What a Pity!
Two very dissatisfied groups of truckers are now making themselves heard. In Canada, members of the Vancouver Container Truckers’ Association, after a long, drawn out and unsuccessful attempt to gain more reasonable wages, have parked their vehicles in protest. Drivers in Southern California are also considering a protest — a one-day protest — because of the upcoming PierPASS program. It has become obvious in both cases, though, that these disputes have been brought on because of a lack of communication and the inability, or refusal, to work together.
What a pity. All year long we’ve been hearing transportation authorities call for cooperation and teamwork between the various segments in our nation’s intermodal supply chain. But that was as far as they’d go. No one followed up. Remember these words of wisdom?
“This year may be our industry’s last best window of opportunity to help craft an effective and productive national response to today’s global trading and security challenges. We must work toward a coordinated and multidimensional response that balances national security with trade facilitation and economic security.”
— Hallock Northcott, President, American Association of Exporters and Importers
“The Los Angeles-Long Beach port complex handles an astonishing volume of imports from Asia. This gateway is critical to the industry, and all entities must work together in a unified approach to properly service our clients in 2005 and beyond who elect to use these facilities.”
— Toshio Suzuki, President and chief executive, “K” Line America
“We have serious intermodal problems and we need collective solutions, rather than individual finger-pointing. We want to bring everyone to the table to find solutions — the shipping lines, the ports and their terminals, the railways, trucking, importers and exporters, warehousing, and the federal, provincial and local governments.”
— John Bescec, VP of Canadian Association of Importers and Exporters
“The long-term picture projects world trade to double in volume by 2020 and in some markets such as Los Angeles and Long Beach, volume could easily triple. To handle this growth, we must lead changes in the national transportation infrastructure, the productivity level of waterfront labor and cargo-handling capabilities at our container terminals. New efficiencies, stronger teamwork and innovative approaches are needed industry wide.”
— Tony Scioscia, President, APM Terminals North America
“Stakeholders (carriers, terminals operators, truckers, unions, etc.) need to work together to develop an industry-wide solution that works for everyone instead of relying on governments on how the ports should operate. For the longer term, industry, transportation providers, unions, ports operators, importers-exporters and other players in the supply chain need to work together to solve the more critical issues …”
— Sandy Kennedy, President, Retail Industry Leaders Association
“Our industry in 2005 is experiencing a call to arms. The challenges are enormous, the solutions not simple. Valid arguments on all sides of an issue mandate that compromise be a necessary part of every solution. Compromise with all deliberate speed will allow us to achieve solutions well before we gridlock the system.”

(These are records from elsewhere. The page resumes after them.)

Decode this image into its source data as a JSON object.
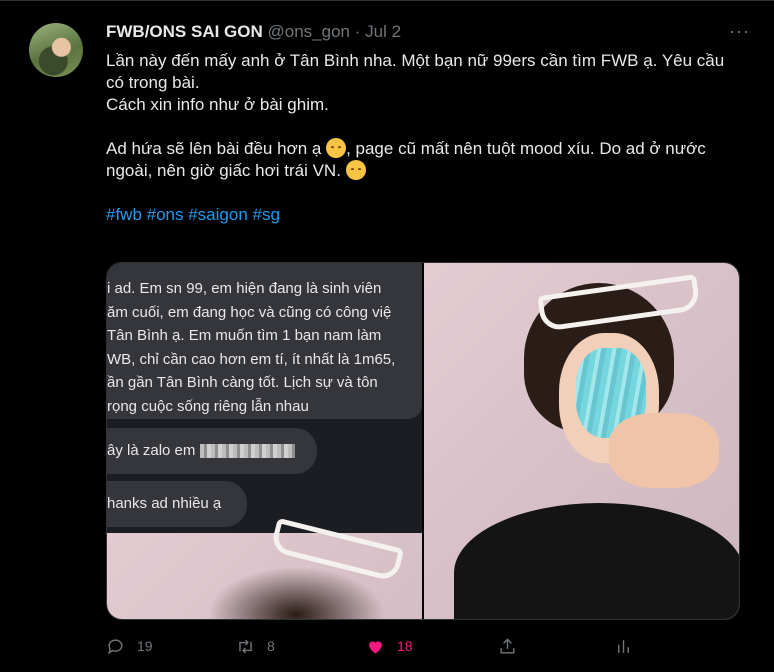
{
  "tweet": {
    "name": "FWB/ONS SAI GON",
    "handle": "@ons_gon",
    "separator": "·",
    "date": "Jul 2",
    "more": "···",
    "line1": "Lần này đến mấy anh ở Tân Bình nha. Một bạn nữ 99ers cần tìm FWB ạ. Yêu cầu có trong bài.",
    "line2": "Cách xin info như ở bài ghim.",
    "line3a": "Ad hứa sẽ lên bài đều hơn ạ ",
    "line3b": ", page cũ mất nên tuột mood xíu. Do ad ở nước ngoài, nên giờ giấc hơi trái VN. ",
    "hashtags": "#fwb #ons #saigon #sg"
  },
  "media": {
    "chat_lines": [
      "i ad. Em sn 99, em hiện đang là sinh viên",
      "ăm cuối, em đang học và cũng có công việ",
      " Tân Bình ạ. Em muốn tìm 1 bạn nam làm",
      "WB, chỉ cần cao hơn em tí, ít nhất là 1m65,",
      "ần gần Tân Bình càng tốt. Lịch sự và tôn",
      "rọng cuộc sống riêng lẫn nhau"
    ],
    "bubble1": "ây là zalo em",
    "bubble2": "hanks ad nhiều ạ"
  },
  "actions": {
    "replies": "19",
    "retweets": "8",
    "likes": "18",
    "reply_icon": "reply-icon",
    "retweet_icon": "retweet-icon",
    "like_icon": "heart-icon",
    "share_icon": "share-icon",
    "analytics_icon": "analytics-icon",
    "like_color": "#f91880",
    "hashtag_color": "#1d9bf0"
  }
}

— Thomas J. Simmers, President and chief executive, Ceres Terminals Inc.
“West Coast ports, particularly the Los Angeles-Long Beach basin, are in need of operational plans for the future. Growth is a key to prosperity and plans need to be laid for that growth. Proper coordination between the various parties involved, including management and labor, is needed to secure this region’s future.”
— Zhang Bing, President, China Shipping North America
“We find ourselves falling behind and moving in directions that will not serve us well in this century. Why? Because we — transportation providers, operators, users and government — don’t always speak plainly, understand or listen to one another, or respond to the reality before us.”
— Lillian C. Borrone, Chairman, Eno Transportation Foundation
“The S.H.A.R.E initiative promotes both the principle and the process of banding together and pooling resources for greater muscle, which will serve to the greatest benefit for each of us individually and the entire industry collectively.”
— Kurt Nagle, President, American Association of Port Authorities
“This is something that cannot be solved by any single group. Shippers, ports, shipping lines, rail freight operators, Network rail, the Highway Agency, and others all need to work together to sort things out, planning together appropriate actions to ensure the traffic keeps moving.”
— Dr. Andrew Traill, Head of Freight Transportation Maritime Cargo Policy in the UK
“The creation of forums for communication and discussion among the industry segments should be promoted and facilitated. Active collaboration among cargo interests, carriers, ports, intermediaries and government entities will be a key element in reaching effective solutions.”
— Steven R. Blust, Chairman, Federal Maritime Commission
“There is still value to be gained in transportation and logistics, but it will require even more effort and collaboration. That collaboration must be on many fronts: Between shipper and carrier; Between the departments within carriers and shippers; Between the public and private sectors; Between the modes of transportation; Between labor and management … That will be the challenge of 2005.”
— John B. Ficker, President, National Industrial Transportation League
“There is no doubt about the scale of challenges in front of us, and the need to think differently about our business. But by working together in 2005 and beyond, we can positively influence the environment, and find solutions that minimize the impact on service reliability.”
— Ron Widdows, Chief Executive of APL Ltd.
[Working together … planning together … banding together … coordination … collaboration … stronger teamwork. Everyone knew what had to be done. It was all smoke though. What a pity.]